"Today was a huge win and gives consumer privacy advocates a blueprint for success. We look forward to working together with lawmakers across the nation to ensure robust data privacy protections for all Americans."
"It is critical that the business community, consumer groups, and the legislature work together over the next 18 months to improve this law."
"While today’s law marks some improvements to an overly vague and broad ballot measure, it came together under extreme time pressure, and imposes sweeping novel obligations on thousands of large and small businesses around the world, across every industry. We appreciate that California legislators recognize these issues and we look forward to improvements to address the many unintended consequences of the law."
“Concern for privacy is at an all-time high in the aftermath of the Cambridge Analytica scandal, and yet California has enacted a law that utterly fails to provide the privacy protections the public has demanded and deserves.
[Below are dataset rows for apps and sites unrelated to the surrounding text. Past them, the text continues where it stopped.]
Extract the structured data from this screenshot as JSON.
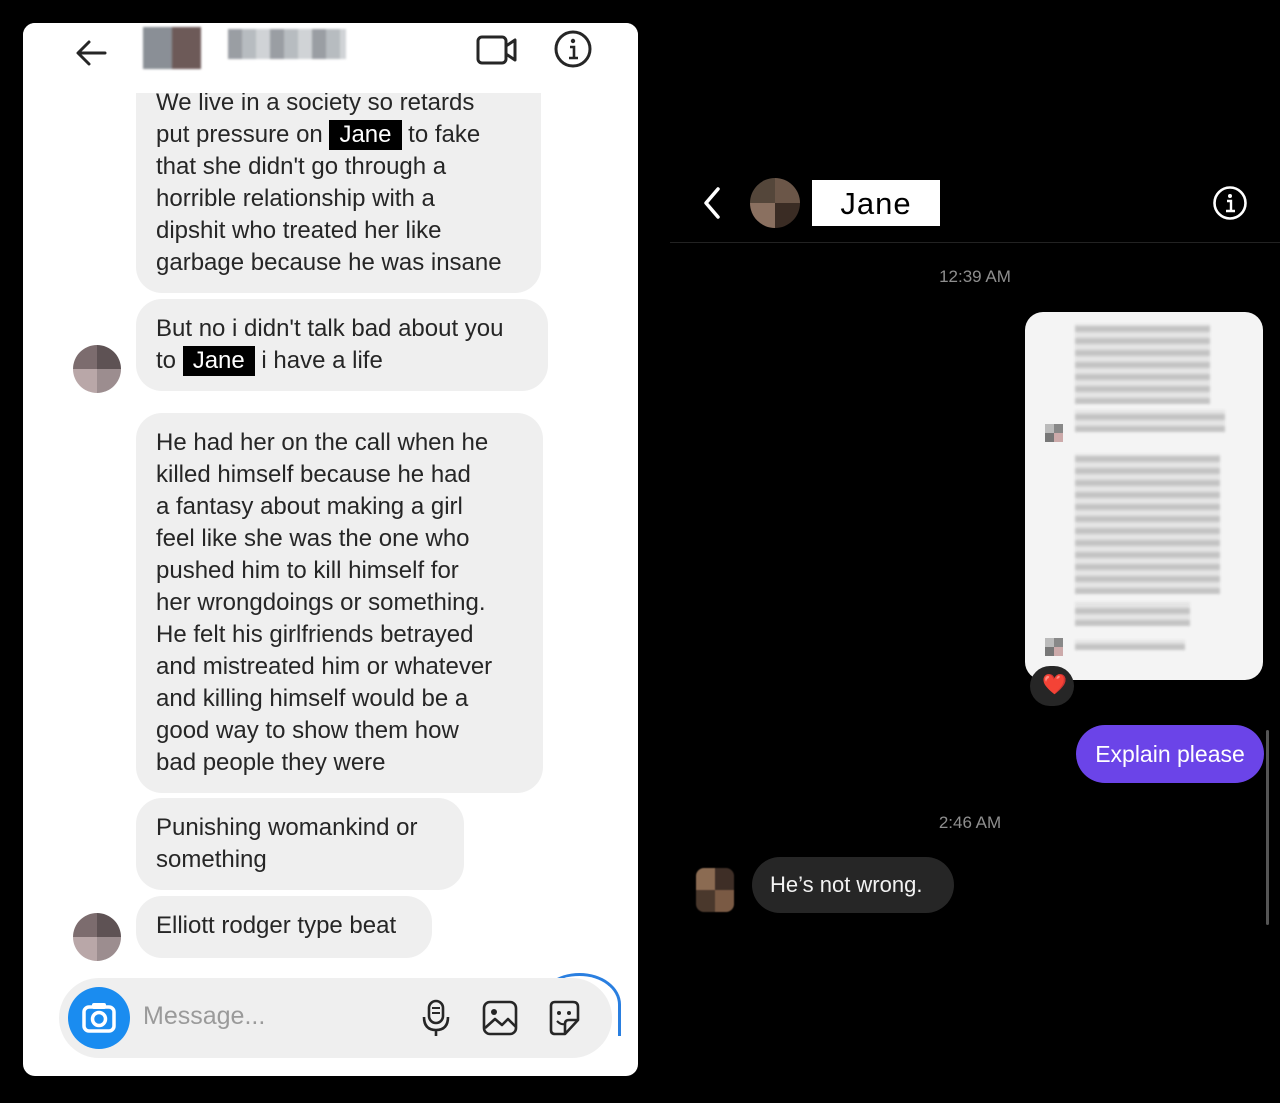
{
  "left_panel": {
    "header": {
      "back_icon": "arrow-left-icon",
      "video_icon": "video-call-icon",
      "info_icon": "info-icon"
    },
    "messages": [
      {
        "lines": [
          "We live in a society so retards",
          "put pressure on",
          "to fake",
          "that she didn't go through a",
          "horrible relationship with a",
          "dipshit who treated her like",
          "garbage because he was insane"
        ],
        "redacted_name": "Jane"
      },
      {
        "line1_prefix": "But no i didn't talk bad about you",
        "line2_prefix": "to",
        "line2_suffix": "i have a life",
        "redacted_name": "Jane"
      },
      {
        "lines": [
          "He had her on the call when he",
          "killed himself because he had",
          "a fantasy about making a girl",
          "feel like she was the one who",
          "pushed him to kill himself for",
          "her wrongdoings or something.",
          "He felt his girlfriends betrayed",
          "and mistreated him or whatever",
          "and killing himself would be a",
          "good way to show them how",
          "bad people they were"
        ]
      },
      {
        "lines": [
          "Punishing womankind or",
          "something"
        ]
      },
      {
        "lines": [
          "Elliott rodger type beat"
        ]
      }
    ],
    "composer": {
      "placeholder": "Message...",
      "camera_icon": "camera-icon",
      "mic_icon": "microphone-icon",
      "gallery_icon": "image-icon",
      "sticker_icon": "sticker-icon"
    }
  },
  "right_panel": {
    "header": {
      "contact_name": "Jane",
      "back_icon": "chevron-left-icon",
      "info_icon": "info-icon"
    },
    "timestamp_1": "12:39 AM",
    "reaction": "❤️",
    "sent_message": "Explain please",
    "timestamp_2": "2:46 AM",
    "received_message": "He’s not wrong."
  },
  "colors": {
    "sent_bubble": "#6b44e8",
    "received_bubble_dark": "#262626",
    "received_bubble_light": "#efefef",
    "camera_button": "#1a8cf0"
  }
}
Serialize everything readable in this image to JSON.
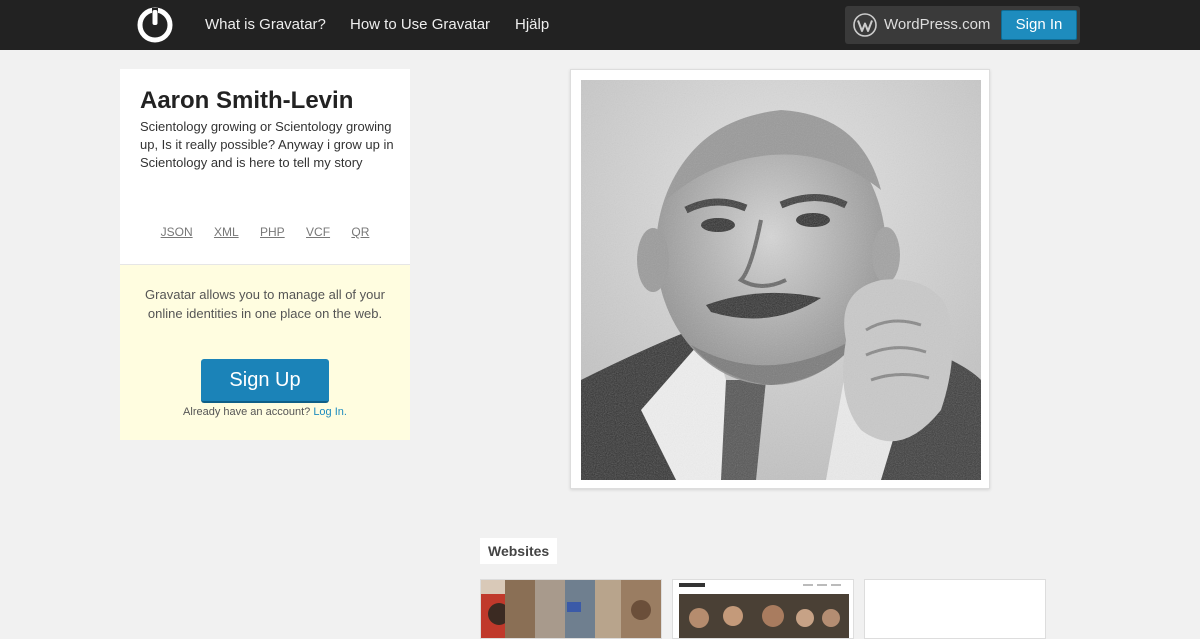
{
  "colors": {
    "topbar_bg": "#222222",
    "page_bg": "#f1f1f1",
    "accent_blue": "#1e8cbe",
    "promo_bg": "#fffde0"
  },
  "topbar": {
    "logo_icon": "gravatar-logo-icon",
    "nav": [
      {
        "label": "What is Gravatar?"
      },
      {
        "label": "How to Use Gravatar"
      },
      {
        "label": "Hjälp"
      }
    ],
    "wordpress_icon": "wordpress-logo-icon",
    "wordpress_label": "WordPress.com",
    "signin_label": "Sign In"
  },
  "profile": {
    "name": "Aaron Smith-Levin",
    "bio": "Scientology growing or Scientology growing up, Is it really possible? Anyway i grow up in Scientology and is here to tell my story",
    "formats": [
      "JSON",
      "XML",
      "PHP",
      "VCF",
      "QR"
    ]
  },
  "promo": {
    "text": "Gravatar allows you to manage all of your online identities in one place on the web.",
    "signup_label": "Sign Up",
    "login_prompt": "Already have an account?",
    "login_link": "Log In."
  },
  "websites": {
    "heading": "Websites"
  }
}
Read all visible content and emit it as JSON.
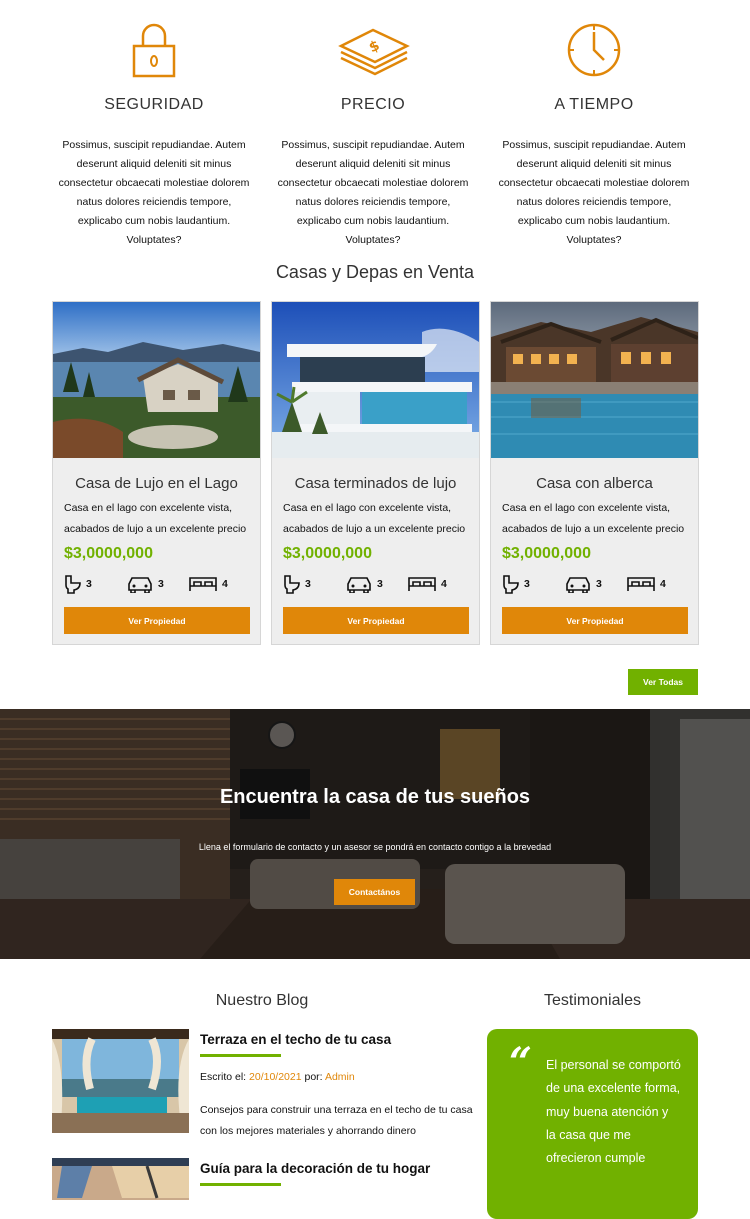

Nobody should be fooled to think AB 375 properly protects Californians’ privacy."
Illustration: Rebecca Zisser/Axios
When Facebook bought Instagram for $1 billion back in 2012, its goal was to ensure that it was the social network of choice for another generation.
Now, as my colleague Sara Fischer reports, that bet is starting to pay off. Instagram is surging as growth at the core network is tapering off. Bloomberg Intelligence recently valued Instagram at $100 billion, making the once-hefty price tag seem like a steal.
Go deeper: Read Sara's full story.
Niantic, the creator of Pokémon Go, Ingress and a forthcoming Harry Potter title, on Thursday detailed its plans to open its augmented reality game engine to others. It also announced it has bought Matrix Mill, a London-based startup.
Seeing is believing: The best way to appreciate where the company is headed on AR is to check out the three demo videos it released Thursday. Especially cool is the first one, which shows Pokémon characters peeking out from real world objects.
As you know, five people were killed yesterday in the newsroom of the Capital Gazette in Annapolis, Maryland.
And you can learn more about each of those who died here.